WHAT YOU WILL DO
Among the lines below, copy each one in which "true" appears.

[Opening EXERCISE MATERIAL section]

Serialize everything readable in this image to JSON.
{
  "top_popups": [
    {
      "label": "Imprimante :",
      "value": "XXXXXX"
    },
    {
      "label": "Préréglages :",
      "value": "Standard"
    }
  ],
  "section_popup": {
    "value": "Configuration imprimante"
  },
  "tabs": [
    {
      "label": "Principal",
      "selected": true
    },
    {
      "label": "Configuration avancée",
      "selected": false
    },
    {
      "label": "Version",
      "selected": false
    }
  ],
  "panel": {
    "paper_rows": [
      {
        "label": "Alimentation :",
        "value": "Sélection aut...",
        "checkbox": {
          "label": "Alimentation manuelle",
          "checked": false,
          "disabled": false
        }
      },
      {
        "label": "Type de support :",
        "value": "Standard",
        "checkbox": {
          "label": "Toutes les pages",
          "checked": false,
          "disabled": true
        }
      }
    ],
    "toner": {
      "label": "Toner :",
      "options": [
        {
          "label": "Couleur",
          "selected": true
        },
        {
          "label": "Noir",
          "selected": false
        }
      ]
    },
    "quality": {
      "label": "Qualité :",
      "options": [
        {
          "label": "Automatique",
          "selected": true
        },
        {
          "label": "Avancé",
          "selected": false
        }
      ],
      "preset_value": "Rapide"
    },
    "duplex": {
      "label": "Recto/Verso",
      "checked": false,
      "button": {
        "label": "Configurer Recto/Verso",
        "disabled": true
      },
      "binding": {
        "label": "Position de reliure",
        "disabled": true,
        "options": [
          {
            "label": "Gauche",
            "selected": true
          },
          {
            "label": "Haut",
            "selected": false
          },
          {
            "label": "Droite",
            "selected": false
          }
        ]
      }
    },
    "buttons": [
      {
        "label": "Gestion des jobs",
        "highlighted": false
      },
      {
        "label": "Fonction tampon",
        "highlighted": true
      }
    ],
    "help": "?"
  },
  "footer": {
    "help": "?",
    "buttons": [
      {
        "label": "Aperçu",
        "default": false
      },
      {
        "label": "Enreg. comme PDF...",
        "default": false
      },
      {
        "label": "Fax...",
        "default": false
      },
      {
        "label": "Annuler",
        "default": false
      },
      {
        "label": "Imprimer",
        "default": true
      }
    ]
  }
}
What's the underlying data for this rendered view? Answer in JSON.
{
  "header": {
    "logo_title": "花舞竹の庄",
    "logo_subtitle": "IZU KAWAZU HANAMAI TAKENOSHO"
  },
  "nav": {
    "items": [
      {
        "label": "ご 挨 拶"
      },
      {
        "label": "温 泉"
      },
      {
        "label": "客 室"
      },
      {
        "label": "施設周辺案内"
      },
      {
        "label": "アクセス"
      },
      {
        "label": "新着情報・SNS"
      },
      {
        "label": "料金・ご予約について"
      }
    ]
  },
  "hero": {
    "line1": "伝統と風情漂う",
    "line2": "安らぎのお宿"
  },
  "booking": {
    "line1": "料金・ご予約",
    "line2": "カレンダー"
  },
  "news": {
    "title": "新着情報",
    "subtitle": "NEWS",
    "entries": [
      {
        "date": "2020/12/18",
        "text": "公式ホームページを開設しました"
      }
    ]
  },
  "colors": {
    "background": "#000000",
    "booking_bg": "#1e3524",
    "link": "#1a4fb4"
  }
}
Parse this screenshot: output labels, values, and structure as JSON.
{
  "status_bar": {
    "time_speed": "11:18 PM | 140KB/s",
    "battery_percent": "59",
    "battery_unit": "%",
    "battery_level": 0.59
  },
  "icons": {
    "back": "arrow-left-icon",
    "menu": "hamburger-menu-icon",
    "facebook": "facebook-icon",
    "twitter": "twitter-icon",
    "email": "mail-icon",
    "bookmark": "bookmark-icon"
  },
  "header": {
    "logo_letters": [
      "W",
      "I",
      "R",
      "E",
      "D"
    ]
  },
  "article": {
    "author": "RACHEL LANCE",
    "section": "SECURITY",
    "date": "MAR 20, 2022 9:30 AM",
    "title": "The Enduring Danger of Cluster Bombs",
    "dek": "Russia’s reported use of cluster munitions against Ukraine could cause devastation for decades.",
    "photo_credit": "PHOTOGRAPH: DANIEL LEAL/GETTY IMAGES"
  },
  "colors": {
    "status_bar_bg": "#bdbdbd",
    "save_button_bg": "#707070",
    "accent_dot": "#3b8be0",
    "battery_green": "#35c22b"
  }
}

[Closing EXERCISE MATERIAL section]

TASK ANSWER
      "selected": true
          "disabled": true
          "selected": true
          "selected": true
        "disabled": true
        "disabled": true,
            "selected": true
        "highlighted": true
        "default": true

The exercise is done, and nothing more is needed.